◆ **Dataset rows for apps and sites**:
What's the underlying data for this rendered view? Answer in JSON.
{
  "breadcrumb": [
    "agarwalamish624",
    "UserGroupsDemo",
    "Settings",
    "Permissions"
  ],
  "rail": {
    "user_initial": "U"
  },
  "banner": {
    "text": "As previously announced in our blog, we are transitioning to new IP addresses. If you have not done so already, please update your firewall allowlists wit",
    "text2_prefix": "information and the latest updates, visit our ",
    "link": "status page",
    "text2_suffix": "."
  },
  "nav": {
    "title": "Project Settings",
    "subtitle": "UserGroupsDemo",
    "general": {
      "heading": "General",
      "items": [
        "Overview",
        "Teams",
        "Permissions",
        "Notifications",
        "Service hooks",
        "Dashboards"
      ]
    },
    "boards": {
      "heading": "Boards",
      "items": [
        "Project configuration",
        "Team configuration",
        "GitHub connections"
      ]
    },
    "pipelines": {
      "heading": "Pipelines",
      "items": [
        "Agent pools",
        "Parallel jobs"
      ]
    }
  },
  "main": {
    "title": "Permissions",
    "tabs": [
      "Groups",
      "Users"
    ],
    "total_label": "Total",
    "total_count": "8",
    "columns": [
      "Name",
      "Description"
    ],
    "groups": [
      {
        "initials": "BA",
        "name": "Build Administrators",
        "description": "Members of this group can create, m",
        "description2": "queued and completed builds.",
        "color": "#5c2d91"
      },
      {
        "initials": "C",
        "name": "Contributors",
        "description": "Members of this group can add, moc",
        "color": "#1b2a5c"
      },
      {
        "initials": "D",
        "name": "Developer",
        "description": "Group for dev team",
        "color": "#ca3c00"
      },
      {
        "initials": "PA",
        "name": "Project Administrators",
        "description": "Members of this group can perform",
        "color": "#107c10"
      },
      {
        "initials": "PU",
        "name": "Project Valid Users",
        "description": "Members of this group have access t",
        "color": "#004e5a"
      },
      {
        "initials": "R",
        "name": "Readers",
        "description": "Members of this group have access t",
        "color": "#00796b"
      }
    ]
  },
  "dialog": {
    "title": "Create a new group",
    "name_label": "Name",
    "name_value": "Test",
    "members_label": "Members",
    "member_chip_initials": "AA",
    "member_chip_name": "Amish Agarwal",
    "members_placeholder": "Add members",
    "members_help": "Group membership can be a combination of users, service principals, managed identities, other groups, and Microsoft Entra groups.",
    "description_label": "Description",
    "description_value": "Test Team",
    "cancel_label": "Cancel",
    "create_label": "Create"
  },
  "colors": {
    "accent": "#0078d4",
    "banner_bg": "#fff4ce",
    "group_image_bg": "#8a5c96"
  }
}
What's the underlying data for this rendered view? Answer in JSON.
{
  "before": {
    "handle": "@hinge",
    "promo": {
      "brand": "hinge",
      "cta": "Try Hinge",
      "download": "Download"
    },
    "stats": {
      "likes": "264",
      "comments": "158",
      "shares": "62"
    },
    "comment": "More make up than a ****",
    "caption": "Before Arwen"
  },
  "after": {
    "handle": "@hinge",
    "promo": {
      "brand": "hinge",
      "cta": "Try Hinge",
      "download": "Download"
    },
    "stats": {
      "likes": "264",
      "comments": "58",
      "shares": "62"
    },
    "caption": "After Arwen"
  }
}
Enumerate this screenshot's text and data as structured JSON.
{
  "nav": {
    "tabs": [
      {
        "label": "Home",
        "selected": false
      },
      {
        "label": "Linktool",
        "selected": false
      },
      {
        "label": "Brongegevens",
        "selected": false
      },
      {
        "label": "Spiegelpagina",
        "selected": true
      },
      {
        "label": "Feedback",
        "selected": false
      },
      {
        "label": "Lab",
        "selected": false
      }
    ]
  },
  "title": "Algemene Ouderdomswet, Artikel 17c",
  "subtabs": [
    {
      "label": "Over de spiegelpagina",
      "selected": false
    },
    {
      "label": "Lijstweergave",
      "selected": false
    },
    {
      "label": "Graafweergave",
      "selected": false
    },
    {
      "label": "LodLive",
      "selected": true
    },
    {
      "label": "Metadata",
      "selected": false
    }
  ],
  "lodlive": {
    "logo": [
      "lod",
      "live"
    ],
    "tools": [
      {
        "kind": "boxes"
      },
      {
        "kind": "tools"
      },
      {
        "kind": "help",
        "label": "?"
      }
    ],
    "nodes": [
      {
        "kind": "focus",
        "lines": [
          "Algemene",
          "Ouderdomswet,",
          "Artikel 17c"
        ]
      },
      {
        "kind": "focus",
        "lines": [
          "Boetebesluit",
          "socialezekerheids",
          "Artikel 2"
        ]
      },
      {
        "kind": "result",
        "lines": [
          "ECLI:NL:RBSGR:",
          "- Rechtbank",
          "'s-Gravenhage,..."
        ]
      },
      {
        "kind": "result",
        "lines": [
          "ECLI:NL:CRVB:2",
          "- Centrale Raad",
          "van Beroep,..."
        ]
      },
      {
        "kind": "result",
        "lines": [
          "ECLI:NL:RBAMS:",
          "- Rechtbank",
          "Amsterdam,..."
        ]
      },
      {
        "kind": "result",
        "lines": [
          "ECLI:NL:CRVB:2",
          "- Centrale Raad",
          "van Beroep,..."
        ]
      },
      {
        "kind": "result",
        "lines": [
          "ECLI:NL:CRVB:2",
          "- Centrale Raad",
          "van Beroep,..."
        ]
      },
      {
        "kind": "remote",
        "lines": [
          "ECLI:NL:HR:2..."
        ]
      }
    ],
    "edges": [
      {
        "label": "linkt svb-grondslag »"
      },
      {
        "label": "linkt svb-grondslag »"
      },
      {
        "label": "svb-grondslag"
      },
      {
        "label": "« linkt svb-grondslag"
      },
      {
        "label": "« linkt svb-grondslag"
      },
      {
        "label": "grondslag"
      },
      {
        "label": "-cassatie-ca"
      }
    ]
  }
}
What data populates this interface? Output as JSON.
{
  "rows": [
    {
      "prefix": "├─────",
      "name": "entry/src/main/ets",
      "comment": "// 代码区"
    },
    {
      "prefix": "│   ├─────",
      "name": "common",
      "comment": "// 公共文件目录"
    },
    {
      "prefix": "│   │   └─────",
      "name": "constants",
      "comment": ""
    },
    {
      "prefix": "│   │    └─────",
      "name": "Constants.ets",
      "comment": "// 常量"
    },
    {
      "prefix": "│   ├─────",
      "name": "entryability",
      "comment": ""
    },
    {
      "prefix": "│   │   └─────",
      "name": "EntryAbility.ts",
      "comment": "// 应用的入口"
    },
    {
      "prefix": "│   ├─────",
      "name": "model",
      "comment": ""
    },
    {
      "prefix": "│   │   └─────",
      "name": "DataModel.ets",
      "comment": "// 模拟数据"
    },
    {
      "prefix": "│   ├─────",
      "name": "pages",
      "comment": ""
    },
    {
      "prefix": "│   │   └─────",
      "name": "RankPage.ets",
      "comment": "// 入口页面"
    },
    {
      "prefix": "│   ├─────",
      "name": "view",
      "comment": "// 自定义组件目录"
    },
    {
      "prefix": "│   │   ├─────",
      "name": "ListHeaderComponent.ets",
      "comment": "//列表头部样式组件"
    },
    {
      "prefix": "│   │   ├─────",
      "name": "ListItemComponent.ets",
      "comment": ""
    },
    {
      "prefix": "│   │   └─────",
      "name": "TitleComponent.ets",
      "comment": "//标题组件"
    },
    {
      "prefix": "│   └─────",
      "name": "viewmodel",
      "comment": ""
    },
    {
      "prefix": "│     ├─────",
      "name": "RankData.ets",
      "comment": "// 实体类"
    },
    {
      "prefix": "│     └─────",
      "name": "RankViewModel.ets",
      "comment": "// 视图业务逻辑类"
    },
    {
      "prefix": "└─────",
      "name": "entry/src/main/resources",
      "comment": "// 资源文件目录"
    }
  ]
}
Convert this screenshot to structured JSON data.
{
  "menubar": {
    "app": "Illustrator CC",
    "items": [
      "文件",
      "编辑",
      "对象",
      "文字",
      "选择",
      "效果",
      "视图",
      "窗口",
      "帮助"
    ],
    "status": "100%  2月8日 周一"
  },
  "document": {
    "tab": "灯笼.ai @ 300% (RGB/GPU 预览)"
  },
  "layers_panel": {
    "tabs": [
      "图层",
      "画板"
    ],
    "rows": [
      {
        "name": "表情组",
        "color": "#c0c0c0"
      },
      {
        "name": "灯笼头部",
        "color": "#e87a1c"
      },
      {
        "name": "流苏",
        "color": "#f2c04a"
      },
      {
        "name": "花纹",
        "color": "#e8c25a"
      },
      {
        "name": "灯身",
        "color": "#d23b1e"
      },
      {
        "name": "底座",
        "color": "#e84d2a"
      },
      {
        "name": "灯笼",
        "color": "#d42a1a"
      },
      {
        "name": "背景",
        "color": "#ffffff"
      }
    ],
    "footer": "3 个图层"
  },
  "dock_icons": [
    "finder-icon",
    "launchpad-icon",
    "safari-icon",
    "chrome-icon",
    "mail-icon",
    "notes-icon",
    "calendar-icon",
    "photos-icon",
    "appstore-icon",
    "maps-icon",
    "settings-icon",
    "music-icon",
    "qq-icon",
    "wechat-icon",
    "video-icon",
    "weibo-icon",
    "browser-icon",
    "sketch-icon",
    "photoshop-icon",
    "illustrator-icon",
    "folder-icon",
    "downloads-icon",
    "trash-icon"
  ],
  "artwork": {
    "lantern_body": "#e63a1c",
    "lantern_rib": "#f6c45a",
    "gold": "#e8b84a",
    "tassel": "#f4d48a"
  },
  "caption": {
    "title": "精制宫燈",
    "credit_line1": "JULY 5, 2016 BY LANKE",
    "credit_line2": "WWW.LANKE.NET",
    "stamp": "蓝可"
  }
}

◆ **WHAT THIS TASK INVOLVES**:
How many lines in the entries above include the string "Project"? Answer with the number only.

◆ **EXERCISE RESPONSE**:
4